_AIM OF THE TASK_.
Your task is to copy each line of the material that holds the word "JSON".

_PROVIDED DATA_.
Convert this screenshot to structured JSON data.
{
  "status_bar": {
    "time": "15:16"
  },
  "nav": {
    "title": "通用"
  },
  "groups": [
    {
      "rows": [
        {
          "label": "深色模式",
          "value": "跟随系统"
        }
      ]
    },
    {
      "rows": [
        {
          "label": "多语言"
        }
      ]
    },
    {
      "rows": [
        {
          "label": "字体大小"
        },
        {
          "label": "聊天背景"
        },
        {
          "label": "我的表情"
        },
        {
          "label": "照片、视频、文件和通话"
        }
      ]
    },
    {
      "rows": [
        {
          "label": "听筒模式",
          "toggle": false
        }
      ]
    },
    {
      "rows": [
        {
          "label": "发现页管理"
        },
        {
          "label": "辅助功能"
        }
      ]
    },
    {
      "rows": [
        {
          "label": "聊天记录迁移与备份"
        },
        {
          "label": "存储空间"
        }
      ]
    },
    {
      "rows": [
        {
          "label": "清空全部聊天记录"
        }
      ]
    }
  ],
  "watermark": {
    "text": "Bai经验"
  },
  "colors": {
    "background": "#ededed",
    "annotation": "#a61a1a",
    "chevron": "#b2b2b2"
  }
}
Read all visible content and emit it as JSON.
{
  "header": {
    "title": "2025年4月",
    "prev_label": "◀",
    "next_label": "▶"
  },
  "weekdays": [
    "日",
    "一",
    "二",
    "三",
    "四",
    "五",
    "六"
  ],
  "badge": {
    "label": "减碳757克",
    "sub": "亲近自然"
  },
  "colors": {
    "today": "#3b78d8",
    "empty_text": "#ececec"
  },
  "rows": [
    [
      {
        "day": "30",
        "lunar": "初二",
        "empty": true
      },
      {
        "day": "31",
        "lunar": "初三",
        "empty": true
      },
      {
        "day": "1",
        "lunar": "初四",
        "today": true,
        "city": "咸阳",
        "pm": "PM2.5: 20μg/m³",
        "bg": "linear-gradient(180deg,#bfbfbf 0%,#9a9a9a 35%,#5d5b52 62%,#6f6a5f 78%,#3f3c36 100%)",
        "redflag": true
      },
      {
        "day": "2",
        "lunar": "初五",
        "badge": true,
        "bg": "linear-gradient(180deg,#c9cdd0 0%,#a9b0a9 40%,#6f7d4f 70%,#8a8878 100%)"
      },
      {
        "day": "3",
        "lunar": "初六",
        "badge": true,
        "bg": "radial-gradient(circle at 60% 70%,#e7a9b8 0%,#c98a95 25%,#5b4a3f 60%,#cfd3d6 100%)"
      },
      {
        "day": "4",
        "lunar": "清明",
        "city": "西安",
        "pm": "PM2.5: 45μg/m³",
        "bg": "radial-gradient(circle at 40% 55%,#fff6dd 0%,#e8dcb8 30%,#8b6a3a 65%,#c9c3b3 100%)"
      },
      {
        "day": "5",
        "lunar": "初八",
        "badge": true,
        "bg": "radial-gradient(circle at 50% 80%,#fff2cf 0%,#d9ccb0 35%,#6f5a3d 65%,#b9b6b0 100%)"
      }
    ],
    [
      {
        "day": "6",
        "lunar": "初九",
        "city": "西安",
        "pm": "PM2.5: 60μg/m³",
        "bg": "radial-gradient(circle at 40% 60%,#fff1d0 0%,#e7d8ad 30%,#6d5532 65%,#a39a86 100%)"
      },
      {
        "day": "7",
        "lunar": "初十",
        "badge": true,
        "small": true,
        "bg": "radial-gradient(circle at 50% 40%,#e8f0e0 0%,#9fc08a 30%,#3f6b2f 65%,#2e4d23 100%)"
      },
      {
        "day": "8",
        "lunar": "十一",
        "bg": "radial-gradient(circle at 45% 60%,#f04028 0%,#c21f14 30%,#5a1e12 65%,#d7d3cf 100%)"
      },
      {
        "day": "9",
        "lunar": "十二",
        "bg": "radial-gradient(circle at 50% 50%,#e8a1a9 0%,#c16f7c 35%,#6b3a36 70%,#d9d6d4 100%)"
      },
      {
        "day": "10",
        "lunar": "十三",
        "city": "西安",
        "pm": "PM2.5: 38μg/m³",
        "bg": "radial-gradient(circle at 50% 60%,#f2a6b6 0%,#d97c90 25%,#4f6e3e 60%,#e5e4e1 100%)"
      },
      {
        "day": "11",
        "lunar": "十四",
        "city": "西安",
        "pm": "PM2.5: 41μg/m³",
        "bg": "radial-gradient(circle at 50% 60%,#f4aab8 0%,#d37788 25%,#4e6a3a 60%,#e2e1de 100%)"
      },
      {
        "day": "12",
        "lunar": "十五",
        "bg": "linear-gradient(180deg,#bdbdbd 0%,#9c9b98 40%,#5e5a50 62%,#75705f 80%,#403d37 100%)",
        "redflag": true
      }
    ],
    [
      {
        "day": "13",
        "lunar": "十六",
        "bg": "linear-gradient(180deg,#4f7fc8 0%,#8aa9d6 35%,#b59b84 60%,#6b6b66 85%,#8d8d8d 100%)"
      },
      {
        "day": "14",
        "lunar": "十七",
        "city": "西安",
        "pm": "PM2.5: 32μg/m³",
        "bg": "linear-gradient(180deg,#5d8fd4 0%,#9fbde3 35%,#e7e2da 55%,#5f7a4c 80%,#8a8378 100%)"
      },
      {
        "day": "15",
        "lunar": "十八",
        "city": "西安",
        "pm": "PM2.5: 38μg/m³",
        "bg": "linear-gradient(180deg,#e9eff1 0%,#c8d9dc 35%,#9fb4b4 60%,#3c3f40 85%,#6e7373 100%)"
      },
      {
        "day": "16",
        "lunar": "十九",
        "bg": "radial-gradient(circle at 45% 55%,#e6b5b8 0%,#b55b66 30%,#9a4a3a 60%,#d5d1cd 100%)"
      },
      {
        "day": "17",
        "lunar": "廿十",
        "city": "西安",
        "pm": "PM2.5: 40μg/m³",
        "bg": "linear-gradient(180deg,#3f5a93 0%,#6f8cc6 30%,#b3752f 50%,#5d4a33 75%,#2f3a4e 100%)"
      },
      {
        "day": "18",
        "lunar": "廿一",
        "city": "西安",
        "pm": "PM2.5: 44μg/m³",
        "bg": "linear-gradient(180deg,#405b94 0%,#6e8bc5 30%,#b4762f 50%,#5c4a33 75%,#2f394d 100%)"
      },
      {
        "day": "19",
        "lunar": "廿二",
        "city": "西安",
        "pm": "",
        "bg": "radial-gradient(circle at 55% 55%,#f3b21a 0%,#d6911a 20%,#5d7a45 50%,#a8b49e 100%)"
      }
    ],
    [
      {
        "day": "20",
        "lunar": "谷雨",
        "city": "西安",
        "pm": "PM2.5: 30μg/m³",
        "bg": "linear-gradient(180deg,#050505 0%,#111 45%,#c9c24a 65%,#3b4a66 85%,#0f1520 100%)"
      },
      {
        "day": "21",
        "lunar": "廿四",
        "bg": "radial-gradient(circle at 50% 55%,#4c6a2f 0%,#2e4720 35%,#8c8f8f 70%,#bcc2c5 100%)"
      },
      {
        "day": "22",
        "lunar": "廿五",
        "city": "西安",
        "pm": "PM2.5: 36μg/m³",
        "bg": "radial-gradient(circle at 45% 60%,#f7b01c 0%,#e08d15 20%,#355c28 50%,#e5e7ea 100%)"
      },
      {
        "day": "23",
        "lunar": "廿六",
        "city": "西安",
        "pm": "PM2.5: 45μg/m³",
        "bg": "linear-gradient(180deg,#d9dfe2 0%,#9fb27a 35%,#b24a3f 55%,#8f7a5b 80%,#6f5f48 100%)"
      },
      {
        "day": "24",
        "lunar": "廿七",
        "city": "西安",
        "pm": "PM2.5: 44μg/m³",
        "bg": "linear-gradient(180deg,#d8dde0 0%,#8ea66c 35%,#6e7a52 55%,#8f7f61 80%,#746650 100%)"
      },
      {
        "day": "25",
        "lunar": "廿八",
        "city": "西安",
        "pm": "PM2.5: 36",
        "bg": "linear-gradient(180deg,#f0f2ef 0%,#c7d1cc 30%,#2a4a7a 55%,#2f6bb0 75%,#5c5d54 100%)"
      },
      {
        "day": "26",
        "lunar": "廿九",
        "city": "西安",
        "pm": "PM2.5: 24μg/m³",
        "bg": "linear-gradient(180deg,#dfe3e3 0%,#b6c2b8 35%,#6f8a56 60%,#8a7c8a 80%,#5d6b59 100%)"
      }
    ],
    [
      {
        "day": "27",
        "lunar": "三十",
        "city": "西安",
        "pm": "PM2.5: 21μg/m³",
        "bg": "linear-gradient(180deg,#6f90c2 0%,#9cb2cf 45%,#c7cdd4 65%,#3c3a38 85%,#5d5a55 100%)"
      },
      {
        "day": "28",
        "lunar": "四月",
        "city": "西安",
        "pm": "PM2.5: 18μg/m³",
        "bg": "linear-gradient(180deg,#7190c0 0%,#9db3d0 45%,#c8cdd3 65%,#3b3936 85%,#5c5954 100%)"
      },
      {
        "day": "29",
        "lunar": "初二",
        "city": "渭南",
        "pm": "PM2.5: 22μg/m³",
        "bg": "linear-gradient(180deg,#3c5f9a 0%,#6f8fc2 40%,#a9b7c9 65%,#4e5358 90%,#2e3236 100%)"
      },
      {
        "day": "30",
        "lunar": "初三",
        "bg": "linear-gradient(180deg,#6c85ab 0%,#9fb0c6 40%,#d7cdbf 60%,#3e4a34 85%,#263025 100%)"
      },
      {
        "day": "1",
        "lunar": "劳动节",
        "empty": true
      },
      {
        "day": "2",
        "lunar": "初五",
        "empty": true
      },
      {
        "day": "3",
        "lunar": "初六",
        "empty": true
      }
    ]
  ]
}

_RESULT OF THE TASK_.
Convert this screenshot to structured JSON data.
Read all visible content and emit it as JSON.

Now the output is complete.